We had made it! There was a slight haze and a few light clouds, but the viewing promised to be excellent. We could see other cars perhaps a quarter mile to the east. There was a family group, perhaps friends. A silhouetted couple walked beneath an umbrella, and a child moved in and out of a stroller. We readied our viewing shields, glasses, Kent’s magnifying sextant and our binoculars, cameras and phones.
We toasted the sun as the moon took its first bite out of the upper right edge of the sun. The process was beginning! Trish and Colin’s daughter Nicky and her friend Rob roused themselves from napping in the SUV. We snacked on potato chips, a pasta casserole, potato salad, and vegetable sticks.
The invisible moon progressed very slowly, revealing itself only by its silhouette across the sun. It was only as the sun was 75% or more covered that the sky began to turn gray and the temperature began to drop. Even with just the slightest sliver showing, the sun warmed the earth. What power!
At last, even that small sliver vanished and totality was upon us!
Oh wow! Silence, awe. Where to look? There was the darkened sun with its brilliant corona shooting widely and irregularly, visible to the naked eye and with binoculars. We no longer needed our dark glasses. The nearby vehicles and watchers faded to ghostly presences in the darkness. Most amazing of all, the horizon was a deep pink beneath the blue-black sky for 360 degrees all around. A lone planet hung slightly below and to the south of the black sun.
There was so much to see, experience and feel in such a short time. Silence and oohs and ahhs. Darkness at noon. Chills. Nothing I’d ever experienced before. I’m not sure what I felt. Perhaps awe.
Then all too soon, light shot out from behind the circle of the moon. Instantaneously color began to come back to the landscape and the sky. We could breathe again. It was over. We’d accomplished what we’d set out to do – experience the total eclipse of the sun. Now our sun was coming back, brightly shining as though the eclipse had never happened, although it wouldn’t be fully free of the moon for another 60 minutes. But for us, it was over. We repacked the van, posed for farewell pictures, said good-bye, and went our separate ways.

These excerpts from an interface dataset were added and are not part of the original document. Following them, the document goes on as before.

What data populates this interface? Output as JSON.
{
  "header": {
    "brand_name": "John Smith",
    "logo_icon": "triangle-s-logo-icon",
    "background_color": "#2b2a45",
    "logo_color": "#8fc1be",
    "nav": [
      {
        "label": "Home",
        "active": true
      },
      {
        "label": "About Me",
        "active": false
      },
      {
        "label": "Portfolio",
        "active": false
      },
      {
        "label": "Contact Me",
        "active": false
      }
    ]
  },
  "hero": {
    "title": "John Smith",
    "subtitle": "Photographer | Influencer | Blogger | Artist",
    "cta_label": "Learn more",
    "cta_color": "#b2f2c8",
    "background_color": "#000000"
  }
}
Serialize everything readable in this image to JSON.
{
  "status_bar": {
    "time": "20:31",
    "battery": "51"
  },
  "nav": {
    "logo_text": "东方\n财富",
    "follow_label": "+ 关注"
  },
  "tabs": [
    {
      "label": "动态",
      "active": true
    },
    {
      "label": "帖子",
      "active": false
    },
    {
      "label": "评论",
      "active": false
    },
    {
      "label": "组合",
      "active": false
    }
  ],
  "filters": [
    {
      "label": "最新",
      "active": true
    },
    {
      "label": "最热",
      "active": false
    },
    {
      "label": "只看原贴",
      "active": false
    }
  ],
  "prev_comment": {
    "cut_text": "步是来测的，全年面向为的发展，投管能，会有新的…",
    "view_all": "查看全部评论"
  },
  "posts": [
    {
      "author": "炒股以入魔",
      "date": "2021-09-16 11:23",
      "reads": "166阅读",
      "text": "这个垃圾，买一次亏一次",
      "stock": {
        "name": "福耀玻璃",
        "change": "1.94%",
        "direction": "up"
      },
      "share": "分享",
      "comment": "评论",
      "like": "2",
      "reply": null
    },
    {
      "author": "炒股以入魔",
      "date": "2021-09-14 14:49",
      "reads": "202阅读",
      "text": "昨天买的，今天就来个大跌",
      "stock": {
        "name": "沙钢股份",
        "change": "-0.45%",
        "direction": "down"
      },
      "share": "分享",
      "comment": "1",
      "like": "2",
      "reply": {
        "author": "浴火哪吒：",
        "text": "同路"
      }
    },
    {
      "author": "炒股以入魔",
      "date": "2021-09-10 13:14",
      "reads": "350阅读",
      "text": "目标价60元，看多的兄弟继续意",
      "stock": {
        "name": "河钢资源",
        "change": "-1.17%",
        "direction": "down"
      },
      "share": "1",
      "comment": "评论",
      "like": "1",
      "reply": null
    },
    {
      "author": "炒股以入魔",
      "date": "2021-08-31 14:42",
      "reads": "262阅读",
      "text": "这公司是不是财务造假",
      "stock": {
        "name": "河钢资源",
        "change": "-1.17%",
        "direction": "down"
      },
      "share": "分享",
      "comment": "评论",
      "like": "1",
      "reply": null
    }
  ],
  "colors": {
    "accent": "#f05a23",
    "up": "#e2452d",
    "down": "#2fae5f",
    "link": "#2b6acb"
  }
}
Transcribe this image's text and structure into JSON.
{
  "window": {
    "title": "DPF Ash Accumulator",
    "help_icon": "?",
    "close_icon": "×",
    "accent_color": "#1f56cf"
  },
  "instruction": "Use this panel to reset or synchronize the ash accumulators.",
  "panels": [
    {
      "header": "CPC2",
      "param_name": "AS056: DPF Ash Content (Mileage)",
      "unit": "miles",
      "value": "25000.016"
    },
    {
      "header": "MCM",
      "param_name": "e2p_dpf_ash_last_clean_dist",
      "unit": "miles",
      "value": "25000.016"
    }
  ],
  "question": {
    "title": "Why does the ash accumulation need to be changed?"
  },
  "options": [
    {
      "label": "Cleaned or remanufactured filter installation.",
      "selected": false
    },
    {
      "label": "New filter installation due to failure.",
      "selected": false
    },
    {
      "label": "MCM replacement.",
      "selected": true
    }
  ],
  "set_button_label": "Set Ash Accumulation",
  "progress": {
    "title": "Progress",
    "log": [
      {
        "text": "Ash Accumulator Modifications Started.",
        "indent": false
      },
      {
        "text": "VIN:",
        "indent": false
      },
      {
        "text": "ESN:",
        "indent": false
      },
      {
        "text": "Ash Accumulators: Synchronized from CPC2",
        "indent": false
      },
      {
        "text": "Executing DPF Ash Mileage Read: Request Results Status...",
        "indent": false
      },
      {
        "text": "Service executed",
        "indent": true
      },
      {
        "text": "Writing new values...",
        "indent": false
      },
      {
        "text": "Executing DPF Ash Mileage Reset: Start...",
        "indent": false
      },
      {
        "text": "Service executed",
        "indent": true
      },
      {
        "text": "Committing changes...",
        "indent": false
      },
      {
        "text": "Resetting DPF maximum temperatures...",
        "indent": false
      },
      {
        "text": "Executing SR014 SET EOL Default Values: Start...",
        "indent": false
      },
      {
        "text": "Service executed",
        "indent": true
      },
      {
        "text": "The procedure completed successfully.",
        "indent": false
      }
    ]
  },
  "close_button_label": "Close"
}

For some reason, as the eclipse ended, I was reminded of May 25, 1986, when millions of us participated in “Hands Across America” holding hands in an unbroken chain from California to New York for 15 minutes with a goal of ending world hunger and poverty. https://en.wikipedia.org/wiki/Hands Across_America On August 21, 2017, in our fractured, contentious world, millions of people gathered across the United States to view and celebrate a rare and wondrous event of the mysterious universe we share and upon which our lives depend. I was reminded also, of my parents, who held onto childhood memories of Halley’s Comet throughout their lives, and who lived to see it once more before they died. The universe is immense, and we are but fleeting specks of life on one small planet with a single moon, revolving around one shining, life-giving dying star – a star that was temporarily totally eclipsed by our moon as millions stopped and gathered to watch.
I was also reminded of the joke we told in high school, during the early days of space exploration. An astronaut was launched into space, and as the first rocket fired and then fell off, he exclaimed, “Oh my God!” He soared faster and faster and higher and higher into space, as the second and third rockets fired. With each new thrust he exclaimed, “Oh my God!” Then, when the last rocket had fired and he had finally reached outer space, he again exclaimed, “Oh my God!” This time a voice answered, “Yes?”
Traffic jam at Muddy Gap on the way home
Linnea Hendrickson, August 30, 2017